▸ **WHAT YOU ARE ASKED TO DO**
Restate every line of the material, word for word.

-- THE INPUT follows --

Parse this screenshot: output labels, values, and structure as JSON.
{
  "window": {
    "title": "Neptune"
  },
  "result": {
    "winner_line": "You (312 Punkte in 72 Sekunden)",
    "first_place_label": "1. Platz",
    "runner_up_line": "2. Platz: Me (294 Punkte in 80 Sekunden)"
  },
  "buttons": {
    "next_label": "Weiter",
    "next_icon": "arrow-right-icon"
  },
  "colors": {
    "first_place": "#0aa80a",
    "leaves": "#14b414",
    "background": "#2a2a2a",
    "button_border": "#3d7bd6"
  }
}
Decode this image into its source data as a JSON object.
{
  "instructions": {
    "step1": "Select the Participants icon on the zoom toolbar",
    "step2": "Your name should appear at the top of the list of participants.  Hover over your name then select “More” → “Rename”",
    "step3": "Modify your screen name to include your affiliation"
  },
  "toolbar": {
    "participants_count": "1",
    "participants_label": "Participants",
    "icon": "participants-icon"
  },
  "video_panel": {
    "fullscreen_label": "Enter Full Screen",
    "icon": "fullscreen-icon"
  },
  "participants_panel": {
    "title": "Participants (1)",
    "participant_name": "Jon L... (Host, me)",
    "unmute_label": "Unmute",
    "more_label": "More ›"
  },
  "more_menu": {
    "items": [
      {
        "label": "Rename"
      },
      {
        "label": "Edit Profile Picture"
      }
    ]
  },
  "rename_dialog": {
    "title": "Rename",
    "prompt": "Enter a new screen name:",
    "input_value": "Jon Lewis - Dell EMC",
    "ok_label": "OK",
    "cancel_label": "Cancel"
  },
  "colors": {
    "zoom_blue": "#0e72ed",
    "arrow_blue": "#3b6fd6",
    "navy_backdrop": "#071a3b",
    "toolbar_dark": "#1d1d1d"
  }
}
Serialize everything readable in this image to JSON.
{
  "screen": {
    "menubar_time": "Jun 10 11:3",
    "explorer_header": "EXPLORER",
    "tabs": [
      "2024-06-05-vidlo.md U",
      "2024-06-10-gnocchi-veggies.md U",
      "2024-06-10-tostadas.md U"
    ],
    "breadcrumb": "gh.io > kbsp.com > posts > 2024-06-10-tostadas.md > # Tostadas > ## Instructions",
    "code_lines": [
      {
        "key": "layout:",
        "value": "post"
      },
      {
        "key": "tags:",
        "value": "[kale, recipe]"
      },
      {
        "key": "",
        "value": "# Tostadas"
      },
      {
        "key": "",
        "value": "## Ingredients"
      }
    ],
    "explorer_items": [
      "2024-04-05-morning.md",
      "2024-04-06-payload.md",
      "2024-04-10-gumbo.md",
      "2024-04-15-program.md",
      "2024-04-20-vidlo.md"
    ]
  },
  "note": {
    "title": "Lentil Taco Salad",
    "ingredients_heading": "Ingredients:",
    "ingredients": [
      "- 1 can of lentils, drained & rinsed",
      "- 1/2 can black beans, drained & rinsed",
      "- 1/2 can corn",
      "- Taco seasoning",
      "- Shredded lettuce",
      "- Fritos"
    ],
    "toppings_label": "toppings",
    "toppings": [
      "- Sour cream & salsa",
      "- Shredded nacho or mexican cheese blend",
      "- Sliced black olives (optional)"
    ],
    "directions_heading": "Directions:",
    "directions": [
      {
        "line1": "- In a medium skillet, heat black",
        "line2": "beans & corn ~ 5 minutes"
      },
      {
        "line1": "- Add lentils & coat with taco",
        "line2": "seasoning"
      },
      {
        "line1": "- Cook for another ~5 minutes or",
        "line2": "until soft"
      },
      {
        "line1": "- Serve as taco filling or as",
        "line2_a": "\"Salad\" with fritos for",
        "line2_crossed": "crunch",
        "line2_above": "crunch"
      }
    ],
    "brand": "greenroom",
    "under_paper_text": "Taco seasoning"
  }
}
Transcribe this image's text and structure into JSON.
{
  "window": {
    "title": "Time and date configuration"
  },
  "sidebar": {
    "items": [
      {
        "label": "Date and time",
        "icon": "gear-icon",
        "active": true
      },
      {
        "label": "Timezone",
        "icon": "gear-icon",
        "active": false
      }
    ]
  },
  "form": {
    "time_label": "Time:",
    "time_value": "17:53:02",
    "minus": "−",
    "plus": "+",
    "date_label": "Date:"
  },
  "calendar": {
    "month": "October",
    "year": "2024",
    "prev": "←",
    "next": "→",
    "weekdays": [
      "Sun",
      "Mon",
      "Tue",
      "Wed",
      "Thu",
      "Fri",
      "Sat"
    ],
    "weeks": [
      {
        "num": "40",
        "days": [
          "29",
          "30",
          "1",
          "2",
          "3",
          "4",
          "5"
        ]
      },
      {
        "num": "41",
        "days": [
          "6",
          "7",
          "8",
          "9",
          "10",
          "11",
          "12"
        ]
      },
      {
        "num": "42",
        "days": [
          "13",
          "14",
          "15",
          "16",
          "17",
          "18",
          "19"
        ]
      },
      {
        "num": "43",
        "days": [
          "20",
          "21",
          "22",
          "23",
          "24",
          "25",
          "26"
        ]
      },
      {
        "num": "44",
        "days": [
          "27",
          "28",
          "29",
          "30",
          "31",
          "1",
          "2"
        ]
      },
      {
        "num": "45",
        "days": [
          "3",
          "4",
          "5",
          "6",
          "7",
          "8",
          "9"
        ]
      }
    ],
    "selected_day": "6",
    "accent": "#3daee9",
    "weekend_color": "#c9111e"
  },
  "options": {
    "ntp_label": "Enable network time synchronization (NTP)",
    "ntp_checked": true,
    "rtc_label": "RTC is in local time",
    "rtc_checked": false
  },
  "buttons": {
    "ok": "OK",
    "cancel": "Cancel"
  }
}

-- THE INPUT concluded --

▸ **SOLVED EXERCISE**
Parse this screenshot: output labels, values, and structure as JSON.
{
  "window": {
    "title": "Neptune"
  },
  "result": {
    "winner_line": "You (312 Punkte in 72 Sekunden)",
    "first_place_label": "1. Platz",
    "runner_up_line": "2. Platz: Me (294 Punkte in 80 Sekunden)"
  },
  "buttons": {
    "next_label": "Weiter",
    "next_icon": "arrow-right-icon"
  },
  "colors": {
    "first_place": "#0aa80a",
    "leaves": "#14b414",
    "background": "#2a2a2a",
    "button_border": "#3d7bd6"
  }
}
Decode this image into its source data as a JSON object.
{
  "instructions": {
    "step1": "Select the Participants icon on the zoom toolbar",
    "step2": "Your name should appear at the top of the list of participants.  Hover over your name then select “More” → “Rename”",
    "step3": "Modify your screen name to include your affiliation"
  },
  "toolbar": {
    "participants_count": "1",
    "participants_label": "Participants",
    "icon": "participants-icon"
  },
  "video_panel": {
    "fullscreen_label": "Enter Full Screen",
    "icon": "fullscreen-icon"
  },
  "participants_panel": {
    "title": "Participants (1)",
    "participant_name": "Jon L... (Host, me)",
    "unmute_label": "Unmute",
    "more_label": "More ›"
  },
  "more_menu": {
    "items": [
      {
        "label": "Rename"
      },
      {
        "label": "Edit Profile Picture"
      }
    ]
  },
  "rename_dialog": {
    "title": "Rename",
    "prompt": "Enter a new screen name:",
    "input_value": "Jon Lewis - Dell EMC",
    "ok_label": "OK",
    "cancel_label": "Cancel"
  },
  "colors": {
    "zoom_blue": "#0e72ed",
    "arrow_blue": "#3b6fd6",
    "navy_backdrop": "#071a3b",
    "toolbar_dark": "#1d1d1d"
  }
}
Serialize everything readable in this image to JSON.
{
  "screen": {
    "menubar_time": "Jun 10 11:3",
    "explorer_header": "EXPLORER",
    "tabs": [
      "2024-06-05-vidlo.md U",
      "2024-06-10-gnocchi-veggies.md U",
      "2024-06-10-tostadas.md U"
    ],
    "breadcrumb": "gh.io > kbsp.com > posts > 2024-06-10-tostadas.md > # Tostadas > ## Instructions",
    "code_lines": [
      {
        "key": "layout:",
        "value": "post"
      },
      {
        "key": "tags:",
        "value": "[kale, recipe]"
      },
      {
        "key": "",
        "value": "# Tostadas"
      },
      {
        "key": "",
        "value": "## Ingredients"
      }
    ],
    "explorer_items": [
      "2024-04-05-morning.md",
      "2024-04-06-payload.md",
      "2024-04-10-gumbo.md",
      "2024-04-15-program.md",
      "2024-04-20-vidlo.md"
    ]
  },
  "note": {
    "title": "Lentil Taco Salad",
    "ingredients_heading": "Ingredients:",
    "ingredients": [
      "- 1 can of lentils, drained & rinsed",
      "- 1/2 can black beans, drained & rinsed",
      "- 1/2 can corn",
      "- Taco seasoning",
      "- Shredded lettuce",
      "- Fritos"
    ],
    "toppings_label": "toppings",
    "toppings": [
      "- Sour cream & salsa",
      "- Shredded nacho or mexican cheese blend",
      "- Sliced black olives (optional)"
    ],
    "directions_heading": "Directions:",
    "directions": [
      {
        "line1": "- In a medium skillet, heat black",
        "line2": "beans & corn ~ 5 minutes"
      },
      {
        "line1": "- Add lentils & coat with taco",
        "line2": "seasoning"
      },
      {
        "line1": "- Cook for another ~5 minutes or",
        "line2": "until soft"
      },
      {
        "line1": "- Serve as taco filling or as",
        "line2_a": "\"Salad\" with fritos for",
        "line2_crossed": "crunch",
        "line2_above": "crunch"
      }
    ],
    "brand": "greenroom",
    "under_paper_text": "Taco seasoning"
  }
}
Transcribe this image's text and structure into JSON.
{
  "window": {
    "title": "Time and date configuration"
  },
  "sidebar": {
    "items": [
      {
        "label": "Date and time",
        "icon": "gear-icon",
        "active": true
      },
      {
        "label": "Timezone",
        "icon": "gear-icon",
        "active": false
      }
    ]
  },
  "form": {
    "time_label": "Time:",
    "time_value": "17:53:02",
    "minus": "−",
    "plus": "+",
    "date_label": "Date:"
  },
  "calendar": {
    "month": "October",
    "year": "2024",
    "prev": "←",
    "next": "→",
    "weekdays": [
      "Sun",
      "Mon",
      "Tue",
      "Wed",
      "Thu",
      "Fri",
      "Sat"
    ],
    "weeks": [
      {
        "num": "40",
        "days": [
          "29",
          "30",
          "1",
          "2",
          "3",
          "4",
          "5"
        ]
      },
      {
        "num": "41",
        "days": [
          "6",
          "7",
          "8",
          "9",
          "10",
          "11",
          "12"
        ]
      },
      {
        "num": "42",
        "days": [
          "13",
          "14",
          "15",
          "16",
          "17",
          "18",
          "19"
        ]
      },
      {
        "num": "43",
        "days": [
          "20",
          "21",
          "22",
          "23",
          "24",
          "25",
          "26"
        ]
      },
      {
        "num": "44",
        "days": [
          "27",
          "28",
          "29",
          "30",
          "31",
          "1",
          "2"
        ]
      },
      {
        "num": "45",
        "days": [
          "3",
          "4",
          "5",
          "6",
          "7",
          "8",
          "9"
        ]
      }
    ],
    "selected_day": "6",
    "accent": "#3daee9",
    "weekend_color": "#c9111e"
  },
  "options": {
    "ntp_label": "Enable network time synchronization (NTP)",
    "ntp_checked": true,
    "rtc_label": "RTC is in local time",
    "rtc_checked": false
  },
  "buttons": {
    "ok": "OK",
    "cancel": "Cancel"
  }
}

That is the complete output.